WORK TO BE COMPLETED: Could you reproduce, exactly as written, every line from the one containing "Parse this screenshot: output" through the last line of the records, and nothing else?

Records from a collection
[Start of section]

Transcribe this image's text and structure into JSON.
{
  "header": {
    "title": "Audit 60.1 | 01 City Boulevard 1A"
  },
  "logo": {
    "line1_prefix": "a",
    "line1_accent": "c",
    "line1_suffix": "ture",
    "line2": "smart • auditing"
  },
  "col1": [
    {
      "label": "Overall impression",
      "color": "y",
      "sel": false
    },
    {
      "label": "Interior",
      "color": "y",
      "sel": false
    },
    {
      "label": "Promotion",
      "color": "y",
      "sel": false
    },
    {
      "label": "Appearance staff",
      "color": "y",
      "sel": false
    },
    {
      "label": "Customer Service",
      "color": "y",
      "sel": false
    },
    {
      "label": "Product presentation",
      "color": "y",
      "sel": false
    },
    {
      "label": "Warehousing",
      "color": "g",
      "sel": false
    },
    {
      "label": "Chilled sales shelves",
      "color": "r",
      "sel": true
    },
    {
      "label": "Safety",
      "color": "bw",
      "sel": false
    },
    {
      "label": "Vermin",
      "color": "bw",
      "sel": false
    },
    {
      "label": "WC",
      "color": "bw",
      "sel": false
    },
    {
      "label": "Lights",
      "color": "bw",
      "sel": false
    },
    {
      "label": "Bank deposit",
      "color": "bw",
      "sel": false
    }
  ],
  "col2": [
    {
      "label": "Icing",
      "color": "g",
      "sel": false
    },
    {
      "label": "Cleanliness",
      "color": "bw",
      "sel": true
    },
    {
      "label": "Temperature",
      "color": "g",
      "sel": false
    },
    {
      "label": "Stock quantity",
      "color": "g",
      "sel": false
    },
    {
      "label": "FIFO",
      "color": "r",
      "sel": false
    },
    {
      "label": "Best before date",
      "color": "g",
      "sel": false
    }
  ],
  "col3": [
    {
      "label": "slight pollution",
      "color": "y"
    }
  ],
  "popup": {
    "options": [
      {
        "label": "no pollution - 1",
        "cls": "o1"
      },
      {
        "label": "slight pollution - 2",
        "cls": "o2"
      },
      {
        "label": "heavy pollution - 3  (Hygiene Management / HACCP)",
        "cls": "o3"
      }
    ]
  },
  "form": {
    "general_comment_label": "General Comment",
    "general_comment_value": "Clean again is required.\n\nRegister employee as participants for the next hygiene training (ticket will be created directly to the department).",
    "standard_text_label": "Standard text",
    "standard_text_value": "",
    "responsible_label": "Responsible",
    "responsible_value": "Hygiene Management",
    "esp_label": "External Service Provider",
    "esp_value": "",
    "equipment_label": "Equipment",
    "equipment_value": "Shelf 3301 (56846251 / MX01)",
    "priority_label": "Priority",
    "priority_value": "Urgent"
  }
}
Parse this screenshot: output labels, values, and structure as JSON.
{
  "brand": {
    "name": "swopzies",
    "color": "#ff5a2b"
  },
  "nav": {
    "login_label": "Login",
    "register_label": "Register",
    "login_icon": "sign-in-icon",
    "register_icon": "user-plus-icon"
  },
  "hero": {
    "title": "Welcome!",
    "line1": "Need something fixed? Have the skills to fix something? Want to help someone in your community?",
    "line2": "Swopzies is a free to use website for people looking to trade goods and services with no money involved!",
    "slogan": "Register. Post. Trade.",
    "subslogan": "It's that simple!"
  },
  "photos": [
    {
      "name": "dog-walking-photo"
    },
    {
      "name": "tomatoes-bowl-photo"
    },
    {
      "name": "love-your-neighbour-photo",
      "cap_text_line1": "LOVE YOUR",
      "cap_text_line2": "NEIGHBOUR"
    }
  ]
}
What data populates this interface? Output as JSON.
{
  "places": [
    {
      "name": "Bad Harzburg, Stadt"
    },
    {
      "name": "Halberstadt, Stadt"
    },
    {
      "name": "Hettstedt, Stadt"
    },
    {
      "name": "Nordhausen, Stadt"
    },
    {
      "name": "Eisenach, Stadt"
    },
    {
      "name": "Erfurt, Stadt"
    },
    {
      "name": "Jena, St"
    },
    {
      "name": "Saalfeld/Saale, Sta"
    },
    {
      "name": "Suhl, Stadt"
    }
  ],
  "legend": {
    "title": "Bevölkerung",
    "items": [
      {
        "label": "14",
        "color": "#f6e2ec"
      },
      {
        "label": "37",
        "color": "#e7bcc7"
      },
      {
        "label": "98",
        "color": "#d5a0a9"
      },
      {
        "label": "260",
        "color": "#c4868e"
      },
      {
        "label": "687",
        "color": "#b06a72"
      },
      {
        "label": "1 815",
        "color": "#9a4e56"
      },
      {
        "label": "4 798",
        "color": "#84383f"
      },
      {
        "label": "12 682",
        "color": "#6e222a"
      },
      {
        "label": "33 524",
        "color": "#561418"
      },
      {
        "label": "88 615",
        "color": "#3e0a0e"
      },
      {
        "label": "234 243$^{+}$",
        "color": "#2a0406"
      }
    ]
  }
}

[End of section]

REPLY TO THE EXERCISE:
Parse this screenshot: output labels, values, and structure as JSON.
{
  "brand": {
    "name": "swopzies",
    "color": "#ff5a2b"
  },
  "nav": {
    "login_label": "Login",
    "register_label": "Register",
    "login_icon": "sign-in-icon",
    "register_icon": "user-plus-icon"
  },
  "hero": {
    "title": "Welcome!",
    "line1": "Need something fixed? Have the skills to fix something? Want to help someone in your community?",
    "line2": "Swopzies is a free to use website for people looking to trade goods and services with no money involved!",
    "slogan": "Register. Post. Trade.",
    "subslogan": "It's that simple!"
  },
  "photos": [
    {
      "name": "dog-walking-photo"
    },
    {
      "name": "tomatoes-bowl-photo"
    },
    {
      "name": "love-your-neighbour-photo",
      "cap_text_line1": "LOVE YOUR",
      "cap_text_line2": "NEIGHBOUR"
    }
  ]
}
What data populates this interface? Output as JSON.
{
  "places": [
    {
      "name": "Bad Harzburg, Stadt"
    },
    {
      "name": "Halberstadt, Stadt"
    },
    {
      "name": "Hettstedt, Stadt"
    },
    {
      "name": "Nordhausen, Stadt"
    },
    {
      "name": "Eisenach, Stadt"
    },
    {
      "name": "Erfurt, Stadt"
    },
    {
      "name": "Jena, St"
    },
    {
      "name": "Saalfeld/Saale, Sta"
    },
    {
      "name": "Suhl, Stadt"
    }
  ],
  "legend": {
    "title": "Bevölkerung",
    "items": [
      {
        "label": "14",
        "color": "#f6e2ec"
      },
      {
        "label": "37",
        "color": "#e7bcc7"
      },
      {
        "label": "98",
        "color": "#d5a0a9"
      },
      {
        "label": "260",
        "color": "#c4868e"
      },
      {
        "label": "687",
        "color": "#b06a72"
      },
      {
        "label": "1 815",
        "color": "#9a4e56"
      },
      {
        "label": "4 798",
        "color": "#84383f"
      },
      {
        "label": "12 682",
        "color": "#6e222a"
      },
      {
        "label": "33 524",
        "color": "#561418"
      },
      {
        "label": "88 615",
        "color": "#3e0a0e"
      },
      {
        "label": "234 243$^{+}$",
        "color": "#2a0406"
      }
    ]
  }
}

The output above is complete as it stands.